  DEVICE_TITLE := ZyXEL NSA325 (v1 and v2)
  DEVICE_DTS := kirkwood-nsa325

Probably you need to install this u-boot.
Check if image boot corectly, leds, fan and temperature sensor.

I never took the time to look into it :fearful:

So, I've finally got my zyxel out again (I've got time during the lockdown when kids are asleep).
Good news, openwrt 19.07.2 is installed on the nand of my NSA320 and it is working great !

So, basically, I've just followed this amazing tutorial:,86219
I tried different uImage and the only one with the working network is the nsa235 one (I never tried to compile a new image following olek210 instructions)
Don't forget to upgrade the uboot first, using this:,12381

Now, I need to figure out what packages are required in openwrt to have a functionnal NAS.

@kblayout Any news? Could you post what is working / not working?

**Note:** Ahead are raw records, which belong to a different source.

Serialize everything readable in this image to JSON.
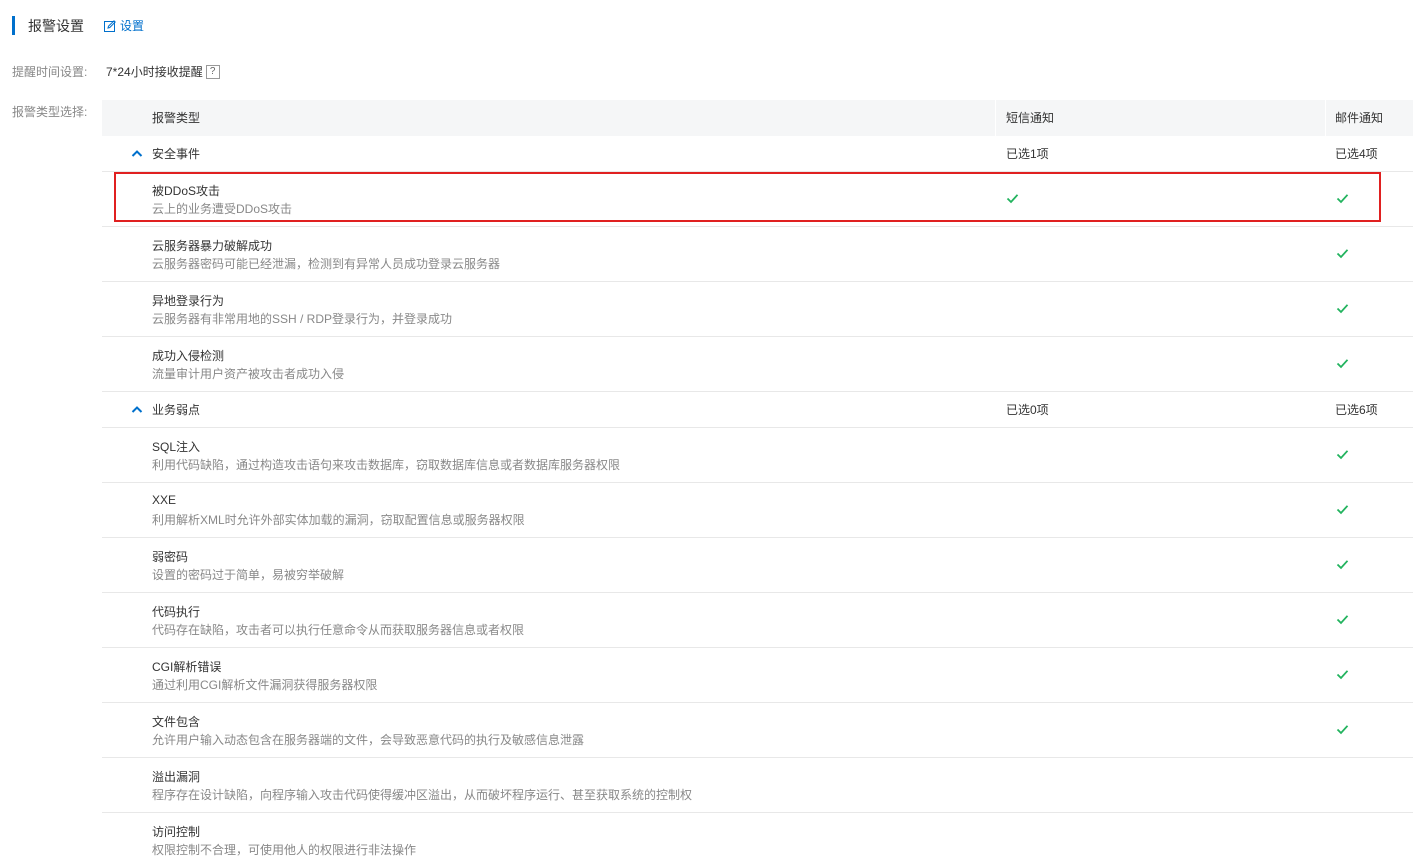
{
  "header": {
    "title": "报警设置",
    "edit_label": "设置"
  },
  "time_setting": {
    "label": "提醒时间设置:",
    "value": "7*24小时接收提醒",
    "help": "?"
  },
  "type_select": {
    "label": "报警类型选择:"
  },
  "table": {
    "columns": [
      "报警类型",
      "短信通知",
      "邮件通知"
    ],
    "groups": [
      {
        "name": "安全事件",
        "sms_summary": "已选1项",
        "mail_summary": "已选4项",
        "items": [
          {
            "name": "被DDoS攻击",
            "desc": "云上的业务遭受DDoS攻击",
            "sms": true,
            "mail": true
          },
          {
            "name": "云服务器暴力破解成功",
            "desc": "云服务器密码可能已经泄漏，检测到有异常人员成功登录云服务器",
            "sms": false,
            "mail": true
          },
          {
            "name": "异地登录行为",
            "desc": "云服务器有非常用地的SSH / RDP登录行为，并登录成功",
            "sms": false,
            "mail": true
          },
          {
            "name": "成功入侵检测",
            "desc": "流量审计用户资产被攻击者成功入侵",
            "sms": false,
            "mail": true
          }
        ]
      },
      {
        "name": "业务弱点",
        "sms_summary": "已选0项",
        "mail_summary": "已选6项",
        "items": [
          {
            "name": "SQL注入",
            "desc": "利用代码缺陷，通过构造攻击语句来攻击数据库，窃取数据库信息或者数据库服务器权限",
            "sms": false,
            "mail": true
          },
          {
            "name": "XXE",
            "desc": "利用解析XML时允许外部实体加载的漏洞，窃取配置信息或服务器权限",
            "sms": false,
            "mail": true
          },
          {
            "name": "弱密码",
            "desc": "设置的密码过于简单，易被穷举破解",
            "sms": false,
            "mail": true
          },
          {
            "name": "代码执行",
            "desc": "代码存在缺陷，攻击者可以执行任意命令从而获取服务器信息或者权限",
            "sms": false,
            "mail": true
          },
          {
            "name": "CGI解析错误",
            "desc": "通过利用CGI解析文件漏洞获得服务器权限",
            "sms": false,
            "mail": true
          },
          {
            "name": "文件包含",
            "desc": "允许用户输入动态包含在服务器端的文件，会导致恶意代码的执行及敏感信息泄露",
            "sms": false,
            "mail": true
          },
          {
            "name": "溢出漏洞",
            "desc": "程序存在设计缺陷，向程序输入攻击代码使得缓冲区溢出，从而破坏程序运行、甚至获取系统的控制权",
            "sms": false,
            "mail": false
          },
          {
            "name": "访问控制",
            "desc": "权限控制不合理，可使用他人的权限进行非法操作",
            "sms": false,
            "mail": false
          }
        ]
      }
    ]
  },
  "colors": {
    "accent": "#0070cc",
    "check": "#22b35e",
    "highlight": "#e02020"
  }
}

Hi @kblayout , thanks for thinking that my tutorial over at the doozan forum is amazing... Indeed, I never tried it on the Zyxels, but now I can actually use them again (I bought some for work way back when), So I wanted to try my luck on an NSA320 with OpenWrt only to find that they are not officially supported. So, all the better to hear you had success following my tutorial - so I will try the same (and probably amend the tutorial afterwards, because I think the mtdparts definition should probably be left alone, much like bodhi does in his uBoot tutorial ). So, after I helped you, you are now helping me and the circle is closing!